Records from a collection:
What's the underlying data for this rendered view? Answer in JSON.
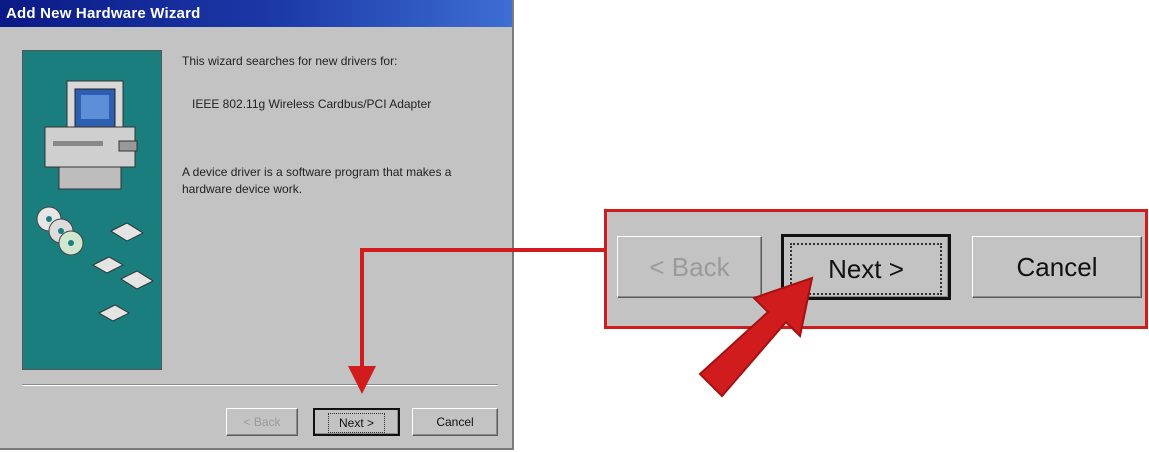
{
  "window": {
    "title": "Add New Hardware Wizard"
  },
  "content": {
    "intro": "This wizard searches for new drivers for:",
    "device_name": "IEEE 802.11g Wireless Cardbus/PCI Adapter",
    "description": "A device driver is a software program that makes a hardware device work."
  },
  "buttons": {
    "back": "< Back",
    "next": "Next >",
    "cancel": "Cancel"
  },
  "zoom": {
    "back": "< Back",
    "next": "Next >",
    "cancel": "Cancel"
  },
  "colors": {
    "title_bar": "#0a1a86",
    "side_panel": "#1a7e7e",
    "dialog_bg": "#c3c3c3",
    "annotation_red": "#d01c1c"
  },
  "icons": [
    "computer-icon",
    "cd-disc-icon",
    "floppy-disk-icon"
  ]
}
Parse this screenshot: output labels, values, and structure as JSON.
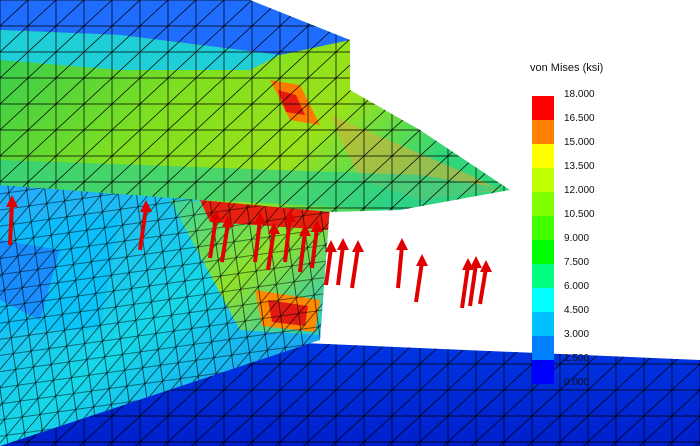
{
  "legend": {
    "title": "von Mises (ksi)",
    "labels": [
      "18.000",
      "16.500",
      "15.000",
      "13.500",
      "12.000",
      "10.500",
      "9.000",
      "7.500",
      "6.000",
      "4.500",
      "3.000",
      "1.500",
      "0.000"
    ],
    "colors": [
      "#ff0000",
      "#ff8000",
      "#ffff00",
      "#c0ff00",
      "#80ff00",
      "#40ff00",
      "#00ff00",
      "#00ff80",
      "#00ffff",
      "#00c0ff",
      "#0080ff",
      "#0000ff"
    ]
  },
  "model": {
    "mesh_color": "#000000",
    "load_arrow_color": "#e00000"
  }
}
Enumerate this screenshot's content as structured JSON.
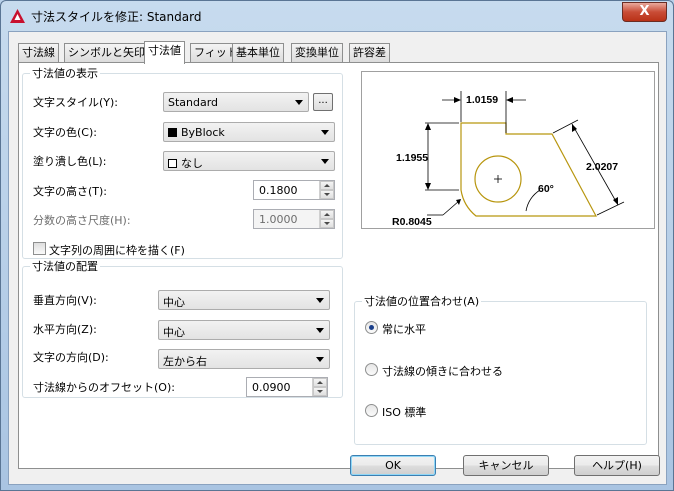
{
  "window": {
    "title": "寸法スタイルを修正: Standard",
    "close_label": "X"
  },
  "tabs": [
    "寸法線",
    "シンボルと矢印",
    "寸法値",
    "フィット",
    "基本単位",
    "変換単位",
    "許容差"
  ],
  "text_appearance": {
    "legend": "寸法値の表示",
    "style_label": "文字スタイル(Y):",
    "style_value": "Standard",
    "browse_label": "...",
    "color_label": "文字の色(C):",
    "color_value": "ByBlock",
    "fill_label": "塗り潰し色(L):",
    "fill_value": "なし",
    "height_label": "文字の高さ(T):",
    "height_value": "0.1800",
    "fraction_label": "分数の高さ尺度(H):",
    "fraction_value": "1.0000",
    "frame_label": "文字列の周囲に枠を描く(F)"
  },
  "text_placement": {
    "legend": "寸法値の配置",
    "vertical_label": "垂直方向(V):",
    "vertical_value": "中心",
    "horizontal_label": "水平方向(Z):",
    "horizontal_value": "中心",
    "direction_label": "文字の方向(D):",
    "direction_value": "左から右",
    "offset_label": "寸法線からのオフセット(O):",
    "offset_value": "0.0900"
  },
  "text_alignment": {
    "legend": "寸法値の位置合わせ(A)",
    "options": [
      "常に水平",
      "寸法線の傾きに合わせる",
      "ISO 標準"
    ],
    "selected": 0
  },
  "preview": {
    "dim_top": "1.0159",
    "dim_left": "1.1955",
    "dim_right": "2.0207",
    "angle": "60°",
    "radius": "R0.8045"
  },
  "buttons": {
    "ok": "OK",
    "cancel": "キャンセル",
    "help": "ヘルプ(H)"
  },
  "colors": {
    "accent": "#1a3f8a",
    "preview_geometry": "#b8960f"
  }
}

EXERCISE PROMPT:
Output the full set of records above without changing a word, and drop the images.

REPLY:
What's the underlying data for this rendered view? Answer in JSON.
{
  "window": {
    "title": "Add New Hardware Wizard"
  },
  "content": {
    "intro": "This wizard searches for new drivers for:",
    "device_name": "IEEE 802.11g Wireless Cardbus/PCI Adapter",
    "description": "A device driver is a software program that makes a hardware device work."
  },
  "buttons": {
    "back": "< Back",
    "next": "Next >",
    "cancel": "Cancel"
  },
  "zoom": {
    "back": "< Back",
    "next": "Next >",
    "cancel": "Cancel"
  },
  "colors": {
    "title_bar": "#0a1a86",
    "side_panel": "#1a7e7e",
    "dialog_bg": "#c3c3c3",
    "annotation_red": "#d01c1c"
  },
  "icons": [
    "computer-icon",
    "cd-disc-icon",
    "floppy-disk-icon"
  ]
}
Parse this screenshot: output labels, values, and structure as JSON.
{
  "legend": {
    "title": "von Mises (ksi)",
    "labels": [
      "18.000",
      "16.500",
      "15.000",
      "13.500",
      "12.000",
      "10.500",
      "9.000",
      "7.500",
      "6.000",
      "4.500",
      "3.000",
      "1.500",
      "0.000"
    ],
    "colors": [
      "#ff0000",
      "#ff8000",
      "#ffff00",
      "#c0ff00",
      "#80ff00",
      "#40ff00",
      "#00ff00",
      "#00ff80",
      "#00ffff",
      "#00c0ff",
      "#0080ff",
      "#0000ff"
    ]
  },
  "model": {
    "mesh_color": "#000000",
    "load_arrow_color": "#e00000"
  }
}
Enumerate this screenshot's content as structured JSON.
{
  "window": {
    "title": "寸法スタイルを修正: Standard",
    "close_label": "X"
  },
  "tabs": [
    "寸法線",
    "シンボルと矢印",
    "寸法値",
    "フィット",
    "基本単位",
    "変換単位",
    "許容差"
  ],
  "text_appearance": {
    "legend": "寸法値の表示",
    "style_label": "文字スタイル(Y):",
    "style_value": "Standard",
    "browse_label": "...",
    "color_label": "文字の色(C):",
    "color_value": "ByBlock",
    "fill_label": "塗り潰し色(L):",
    "fill_value": "なし",
    "height_label": "文字の高さ(T):",
    "height_value": "0.1800",
    "fraction_label": "分数の高さ尺度(H):",
    "fraction_value": "1.0000",
    "frame_label": "文字列の周囲に枠を描く(F)"
  },
  "text_placement": {
    "legend": "寸法値の配置",
    "vertical_label": "垂直方向(V):",
    "vertical_value": "中心",
    "horizontal_label": "水平方向(Z):",
    "horizontal_value": "中心",
    "direction_label": "文字の方向(D):",
    "direction_value": "左から右",
    "offset_label": "寸法線からのオフセット(O):",
    "offset_value": "0.0900"
  },
  "text_alignment": {
    "legend": "寸法値の位置合わせ(A)",
    "options": [
      "常に水平",
      "寸法線の傾きに合わせる",
      "ISO 標準"
    ],
    "selected": 0
  },
  "preview": {
    "dim_top": "1.0159",
    "dim_left": "1.1955",
    "dim_right": "2.0207",
    "angle": "60°",
    "radius": "R0.8045"
  },
  "buttons": {
    "ok": "OK",
    "cancel": "キャンセル",
    "help": "ヘルプ(H)"
  },
  "colors": {
    "accent": "#1a3f8a",
    "preview_geometry": "#b8960f"
  }
}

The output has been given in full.